● Data extracts
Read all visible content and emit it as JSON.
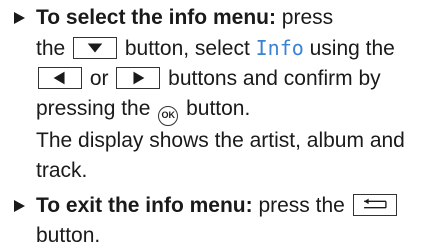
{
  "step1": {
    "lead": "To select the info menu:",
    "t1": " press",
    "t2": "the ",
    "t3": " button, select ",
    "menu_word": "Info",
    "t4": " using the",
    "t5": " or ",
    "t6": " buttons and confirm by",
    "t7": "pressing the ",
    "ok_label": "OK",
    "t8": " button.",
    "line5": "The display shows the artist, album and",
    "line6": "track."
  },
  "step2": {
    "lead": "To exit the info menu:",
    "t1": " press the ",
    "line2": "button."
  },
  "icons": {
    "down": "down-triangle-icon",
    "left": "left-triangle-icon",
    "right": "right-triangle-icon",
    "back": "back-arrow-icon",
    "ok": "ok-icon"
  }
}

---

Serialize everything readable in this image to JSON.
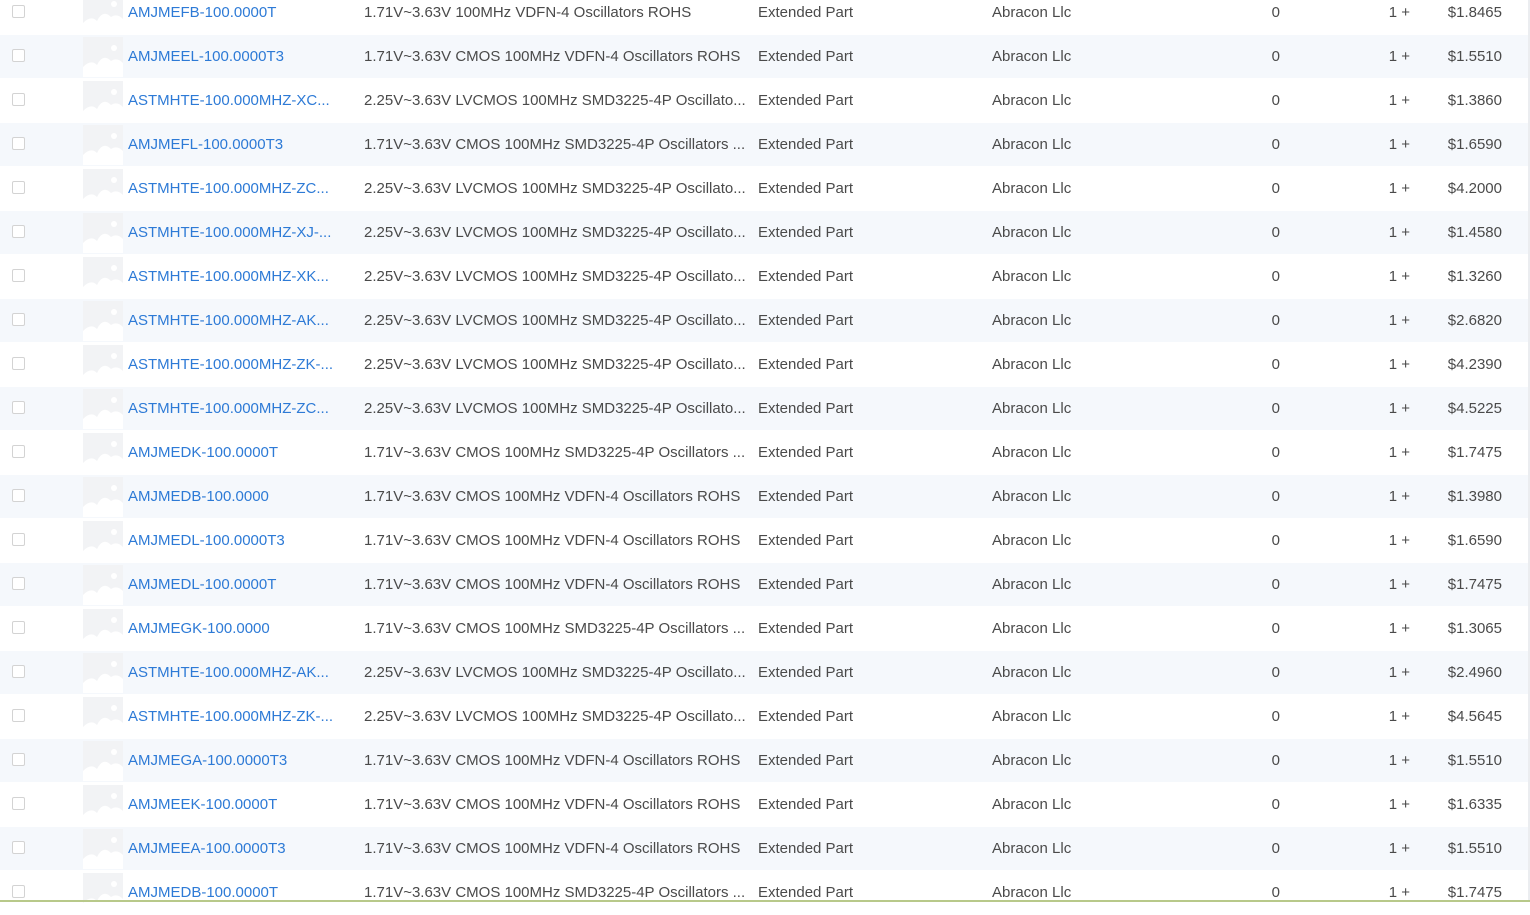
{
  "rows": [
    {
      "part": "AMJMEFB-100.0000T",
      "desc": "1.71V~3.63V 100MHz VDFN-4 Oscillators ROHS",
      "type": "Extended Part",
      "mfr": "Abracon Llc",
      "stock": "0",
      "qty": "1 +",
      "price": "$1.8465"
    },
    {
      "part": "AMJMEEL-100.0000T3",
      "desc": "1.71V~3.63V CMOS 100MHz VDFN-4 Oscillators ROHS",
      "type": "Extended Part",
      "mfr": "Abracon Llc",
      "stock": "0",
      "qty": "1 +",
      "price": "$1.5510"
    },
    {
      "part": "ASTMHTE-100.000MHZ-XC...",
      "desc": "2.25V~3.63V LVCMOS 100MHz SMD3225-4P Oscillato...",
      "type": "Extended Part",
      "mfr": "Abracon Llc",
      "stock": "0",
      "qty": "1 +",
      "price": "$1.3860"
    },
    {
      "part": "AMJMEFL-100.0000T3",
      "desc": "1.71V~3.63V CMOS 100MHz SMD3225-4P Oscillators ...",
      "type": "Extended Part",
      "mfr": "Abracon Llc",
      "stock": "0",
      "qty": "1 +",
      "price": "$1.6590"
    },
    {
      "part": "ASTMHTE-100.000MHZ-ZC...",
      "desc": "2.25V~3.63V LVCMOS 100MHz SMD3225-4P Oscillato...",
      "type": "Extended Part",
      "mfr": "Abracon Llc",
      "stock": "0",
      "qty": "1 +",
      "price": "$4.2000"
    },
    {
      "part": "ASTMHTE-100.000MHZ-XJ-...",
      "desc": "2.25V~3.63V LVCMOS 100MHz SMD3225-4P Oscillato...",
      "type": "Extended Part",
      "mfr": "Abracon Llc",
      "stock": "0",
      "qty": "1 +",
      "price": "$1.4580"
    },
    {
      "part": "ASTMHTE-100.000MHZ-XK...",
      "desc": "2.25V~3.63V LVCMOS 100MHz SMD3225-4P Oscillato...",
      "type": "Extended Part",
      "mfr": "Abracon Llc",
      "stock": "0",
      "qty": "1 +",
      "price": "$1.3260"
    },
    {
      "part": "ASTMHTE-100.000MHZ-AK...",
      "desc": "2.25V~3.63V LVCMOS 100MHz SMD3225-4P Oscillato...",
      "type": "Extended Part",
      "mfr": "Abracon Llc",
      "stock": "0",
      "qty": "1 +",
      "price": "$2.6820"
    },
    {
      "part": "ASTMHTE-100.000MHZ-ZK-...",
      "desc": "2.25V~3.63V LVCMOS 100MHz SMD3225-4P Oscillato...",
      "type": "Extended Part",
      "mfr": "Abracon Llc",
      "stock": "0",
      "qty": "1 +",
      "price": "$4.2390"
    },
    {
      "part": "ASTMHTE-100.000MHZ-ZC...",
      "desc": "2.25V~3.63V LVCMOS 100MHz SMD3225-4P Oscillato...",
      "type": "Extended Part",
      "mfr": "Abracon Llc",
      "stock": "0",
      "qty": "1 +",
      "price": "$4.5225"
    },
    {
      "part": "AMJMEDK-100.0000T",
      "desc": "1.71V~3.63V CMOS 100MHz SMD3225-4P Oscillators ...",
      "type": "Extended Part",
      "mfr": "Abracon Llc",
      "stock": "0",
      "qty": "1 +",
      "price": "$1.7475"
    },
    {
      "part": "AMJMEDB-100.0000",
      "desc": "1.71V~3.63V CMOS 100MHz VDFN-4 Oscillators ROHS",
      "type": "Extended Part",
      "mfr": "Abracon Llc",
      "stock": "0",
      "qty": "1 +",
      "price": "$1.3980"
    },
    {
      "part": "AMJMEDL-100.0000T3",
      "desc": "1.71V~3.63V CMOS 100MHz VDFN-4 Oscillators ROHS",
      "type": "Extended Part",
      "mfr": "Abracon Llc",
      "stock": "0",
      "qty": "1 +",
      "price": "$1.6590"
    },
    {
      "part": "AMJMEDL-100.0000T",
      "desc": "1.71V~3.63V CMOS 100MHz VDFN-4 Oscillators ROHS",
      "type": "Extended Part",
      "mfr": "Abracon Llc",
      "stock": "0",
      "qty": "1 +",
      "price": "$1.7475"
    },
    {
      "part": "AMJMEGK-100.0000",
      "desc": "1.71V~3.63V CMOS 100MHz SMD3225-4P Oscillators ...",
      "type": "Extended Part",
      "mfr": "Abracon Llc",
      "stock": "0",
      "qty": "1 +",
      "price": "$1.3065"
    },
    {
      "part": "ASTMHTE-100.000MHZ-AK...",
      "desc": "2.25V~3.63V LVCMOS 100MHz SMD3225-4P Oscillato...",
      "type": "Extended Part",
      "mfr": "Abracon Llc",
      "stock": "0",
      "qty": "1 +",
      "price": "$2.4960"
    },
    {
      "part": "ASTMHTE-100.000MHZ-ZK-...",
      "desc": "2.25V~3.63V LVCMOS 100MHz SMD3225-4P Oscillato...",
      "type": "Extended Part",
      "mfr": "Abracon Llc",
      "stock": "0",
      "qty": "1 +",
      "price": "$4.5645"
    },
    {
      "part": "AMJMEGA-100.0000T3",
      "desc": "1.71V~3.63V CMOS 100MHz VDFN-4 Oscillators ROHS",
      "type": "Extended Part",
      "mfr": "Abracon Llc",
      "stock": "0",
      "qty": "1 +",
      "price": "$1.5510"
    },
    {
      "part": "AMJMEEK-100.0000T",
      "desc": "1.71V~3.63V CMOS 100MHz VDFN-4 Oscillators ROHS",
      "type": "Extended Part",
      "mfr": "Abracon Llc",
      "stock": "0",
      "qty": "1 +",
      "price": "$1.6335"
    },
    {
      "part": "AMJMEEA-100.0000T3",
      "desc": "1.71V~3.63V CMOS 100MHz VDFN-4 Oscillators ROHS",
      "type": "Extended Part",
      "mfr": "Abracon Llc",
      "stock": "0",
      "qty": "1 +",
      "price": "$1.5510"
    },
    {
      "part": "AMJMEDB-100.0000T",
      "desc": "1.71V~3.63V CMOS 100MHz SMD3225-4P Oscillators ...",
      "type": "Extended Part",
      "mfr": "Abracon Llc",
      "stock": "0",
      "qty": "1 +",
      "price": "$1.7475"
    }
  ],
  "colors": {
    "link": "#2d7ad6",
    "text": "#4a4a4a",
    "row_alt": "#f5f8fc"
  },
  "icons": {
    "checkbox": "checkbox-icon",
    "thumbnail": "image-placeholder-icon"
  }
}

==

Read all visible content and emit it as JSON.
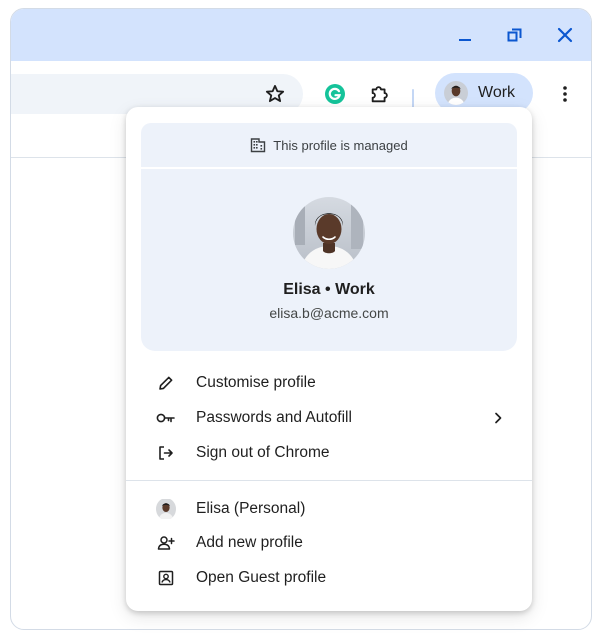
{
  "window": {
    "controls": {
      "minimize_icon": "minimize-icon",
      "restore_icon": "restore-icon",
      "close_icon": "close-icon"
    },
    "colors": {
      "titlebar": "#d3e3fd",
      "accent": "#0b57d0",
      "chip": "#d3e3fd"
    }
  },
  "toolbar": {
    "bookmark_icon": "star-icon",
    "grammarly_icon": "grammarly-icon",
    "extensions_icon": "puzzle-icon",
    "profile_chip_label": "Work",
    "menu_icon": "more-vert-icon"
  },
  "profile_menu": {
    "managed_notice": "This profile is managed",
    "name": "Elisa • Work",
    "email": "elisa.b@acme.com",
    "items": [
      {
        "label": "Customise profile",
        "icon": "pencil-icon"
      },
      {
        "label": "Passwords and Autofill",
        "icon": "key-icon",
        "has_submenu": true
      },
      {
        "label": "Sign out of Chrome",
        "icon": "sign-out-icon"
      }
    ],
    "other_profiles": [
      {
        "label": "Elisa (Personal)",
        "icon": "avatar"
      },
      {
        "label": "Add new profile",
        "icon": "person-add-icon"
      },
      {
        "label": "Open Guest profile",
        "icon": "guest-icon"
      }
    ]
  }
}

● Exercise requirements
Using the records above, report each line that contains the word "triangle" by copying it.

● Written solution
    "down": "down-triangle-icon",
    "left": "left-triangle-icon",
    "right": "right-triangle-icon",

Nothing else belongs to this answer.